Schizophrenia is a severe, long-term mental health condition that requires lifelong treatment, even when symptoms subside. Treatment with medications and psychosocial therapy can help manage the condition. In some cases, hospitalization may be needed.
Medications are the cornerstone of schizophrenia treatment, and antipsychotic medications like Seroquel, Risperdal, Lithium, or Haldol are the most commonly prescribed drugs.
First generation antipsychotic medications, meaning discovered in the 1950s, formed one of the greatest breakthroughs in psychiatry. However, first-generation antipsychotics have frequent and potentially significant neurological side effects, including the possibility of developing a movement disorder (tardive dyskinesia) that may or may not be reversible. Fortunately, for me it was in my case. Newer, second-generation medications are often preferred because they pose a lower risk of serious side effects than do first-generation antipsychotics.
Newer mood stabilizers are also used to treat the condition, as is in my case. Mood stabilizers work for me because the hallucinations and delusions vary based on my mood. For example, on New Year’s Day of this year, I was admitted to the emergency room for breathing problems and an upper respiratory infection that was not COVID but was severe enough to scare me. And with the added stressor of loved ones not being allowed into the room with me, the voices were incredibly terrifying. So, my mood being down, the voices were predominantly negative, suggesting that I take my own life. The following three weeks found no relief since I was put on prednisone, a glucocorticoid, which amplifies feelings and/or conditions. In my case that was the negative voices.
On the other hand, I’m typically even-keeled, and some say optimistic a good portion of the time. So, the limited voices correspond to my mood and reveal themselves to be cathartic, even encouraging, but mainly limited in their ferocity thanks to the mood stabilizer, Abilify, which I’m on maximum dosage. After a few more months of this leveling off, I’ll go back down to a moderate dose. But, after many years of being overly optimistic about my condition, I’ve come to the realization that I’ll be on a mood stabilizer, if not anti-psychotic, the rest of my life.
In addition to medication, there is the ongoing psychosocial therapy. That too, will be lifelong, hopefully not as often as I’m currently required to see the therapist. So, like the 3.5 million others battling this mental illness and the 100,000 new diagnoses each year, I will continue to press onward and upward so that I’m not in the 3.5 times more likely who ultimately take their lives. Schizophrenia isn’t a death sentence and many of us with it choose to say we battle it as opposed to suffer from it.

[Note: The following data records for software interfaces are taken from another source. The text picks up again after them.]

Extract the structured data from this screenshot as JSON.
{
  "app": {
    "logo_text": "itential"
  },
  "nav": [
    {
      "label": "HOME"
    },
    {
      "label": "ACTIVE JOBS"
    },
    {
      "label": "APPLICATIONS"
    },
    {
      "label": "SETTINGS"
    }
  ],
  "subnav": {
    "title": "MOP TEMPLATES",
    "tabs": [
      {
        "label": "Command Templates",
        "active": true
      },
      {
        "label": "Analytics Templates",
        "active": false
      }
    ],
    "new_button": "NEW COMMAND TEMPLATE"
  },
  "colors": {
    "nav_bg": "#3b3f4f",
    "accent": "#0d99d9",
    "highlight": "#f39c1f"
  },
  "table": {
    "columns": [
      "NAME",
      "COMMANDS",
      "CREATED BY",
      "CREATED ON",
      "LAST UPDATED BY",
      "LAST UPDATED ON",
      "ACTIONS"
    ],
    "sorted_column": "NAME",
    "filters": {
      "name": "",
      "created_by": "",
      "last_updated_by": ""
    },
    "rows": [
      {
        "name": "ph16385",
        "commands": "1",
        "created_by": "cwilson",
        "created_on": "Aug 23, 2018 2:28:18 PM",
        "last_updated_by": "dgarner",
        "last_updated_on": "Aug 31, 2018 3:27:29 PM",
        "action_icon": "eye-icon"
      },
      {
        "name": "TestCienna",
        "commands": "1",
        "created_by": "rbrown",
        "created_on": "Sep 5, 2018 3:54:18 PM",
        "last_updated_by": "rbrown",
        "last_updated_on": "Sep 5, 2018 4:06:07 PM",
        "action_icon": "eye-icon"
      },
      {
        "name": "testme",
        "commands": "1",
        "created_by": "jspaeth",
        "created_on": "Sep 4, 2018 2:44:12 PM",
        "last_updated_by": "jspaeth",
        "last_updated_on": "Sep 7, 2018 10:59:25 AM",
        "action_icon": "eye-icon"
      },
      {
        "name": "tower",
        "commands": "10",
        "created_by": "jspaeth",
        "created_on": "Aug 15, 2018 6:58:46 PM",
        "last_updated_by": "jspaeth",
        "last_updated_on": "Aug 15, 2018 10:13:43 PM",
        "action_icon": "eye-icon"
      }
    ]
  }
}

The most difficult thing to deal with, for many, isn’t the disease itself but the stigma surrounding it; but, for me, that’s probably in part to my social anxiety disorder, which is a comorbidity. Schizophrenia is most often seen in patients that have an underlying or overlapping condition such as depression, anxiety, PTSD, OCD, and panic disorder, which makes it difficult to diagnose and why so many suffer without the therapies, whether medication or psychotherapy, that assists them in battling the condition.